Major college football is settling into a strange period with lame-duck memberships and frayed allegiances that could last another season or even two as conferences sort out the latest shifts and turns of realignment.
The American Athletic Conference on Thursday became the latest to act in the trickle-down effect from Texas and Oklahoma’s announced move to the Southeastern Conference.
The American is adding UAB, UTSA, Rice, North Texas, Charlotte and Florida Atlantic to replace three schools that are leaving for the Big 12 Conference —- eventually.
“I think they will definitely take great advantage of the exposure and the platforms that are going to be provided by this conference,” AAC Commissioner Mike Aresco said. “So we look forward, down the road, and we’re not certain when they’re going to come in yet. That’s still to be decided.”
Pinning down an ETA for the AAC’s new additions is complicated because the conference doesn’t realistically have room for the newcomers until the outgoing schools have left.
Those within the AAC believe 2023 is a realistic target for the transition to a 14-team conference after swiping six schools from Conference USA.
But it all starts with Texas and Oklahoma. The Longhorns and Sooners are contractually obligated to the Big 12 until July 2025. The SEC has made it clear that while it is looking forward to having Texas and OU on board, the league is also fine with waiting until then.
Breaking the contract would cost Texas and Oklahoma tens of millions of dollars in exit fees paid to the Big 12, but it is understood that everybody involved would benefit from not stringing out this broken relationship for three more seasons.
The Big 12, after all, already has replacements lined up. The conference in September announced BYU and three AAC powers, Cincinnati, Houston and UCF, would be joining —- eventually.
BYU, an independent in football with other sports in the West Coast Conference, is preparing to join the Big 12 in 2023. The three American schools are required to give the conference 27 months’ notice and pay $10 million exit fees.
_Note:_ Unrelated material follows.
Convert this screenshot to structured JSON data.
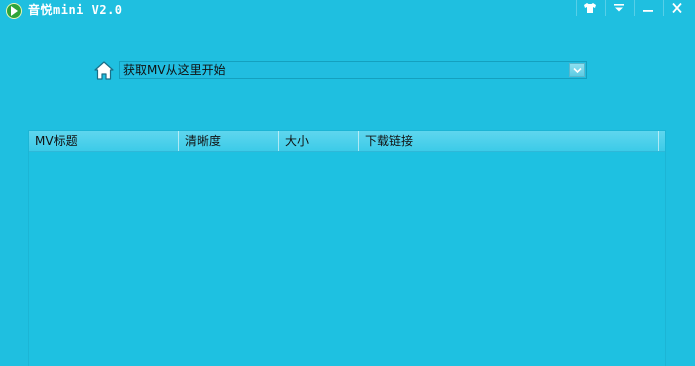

The Big 12 said it expected them to join by no later than summer of 2024. And it left the door open to add more schools down the road.
“We’re living in a very fast-changing athletic environment, and we will be at 14 for a while, we will drop back to 12, and as there are targets of opportunity or as there are situations that dictate that we change composition, we’ll be prepared to do those things,” Big 12 Commissioner Bob Bowlsby said in September.
Aresco conceded growing to 14 was a way for a conference that has become a feeder league for the Power Five to be prepared for future poaching.
“We decided that there was strength in numbers,” Aresco said. “We also looked around and said you know there are some schools that we might be interested in later on, why not, you know, think about taking them now?”
C-USA and the Sun Belt are next up in realignment. With only eight remaining members, Conference USA needs to both protect its assets and add on. A request for comment from Conference USA Commissioner Judy MacLeod was not immediately returned.
The Sun Belt continues to publicly say it will explore its options, but Commissioner Keith Gill told AP the conference is feeling no pressure to act now that the American has made its move.
“There is no timetable,” Gill said.
He declined to comment on reports the 10-football member Sun Belt is eyeing some of C-USA’s remaining schools such as Southern Mississippi, Marshall and Old Dominion along with FCS powerhouse James Madison.
No matter. The map is unlikely to be redrawn for 2022, which means another full season of potentially uncomfortable moments that have already started to play out.
Earlier this week, Bowlsby told The Austin (Texas) American-Statesman newspaper Oklahoma and Texas secretly planning to leave the Big 12 felt like a “personal betrayal.” He added the Longhorns’ recent issues in football had nothing to do with the conference in which they play.
No. 3 Oklahoma is on target to play in yet another Big 12 title game in December. A seventh straight conference championship for the Sooners could make for an awkward trophy presentation with the commissioner at AT&T Stadium in Arlington, Texas.
Same goes in the American, where No. 2 Cincinnati is positioned be the first team from outside the Power Five to make a serious run at the College Football Playoff.
Aresco did not attend Cincinnati’s game against Notre Dame earlier this month, but is not about to disown the unbeaten Bearcats.
“Cincinnati if, you know, we don’t know what’s gonna happen, but if they make the playoffs or they do something remarkable, they will have done it in the American Athletic Conference,” he said.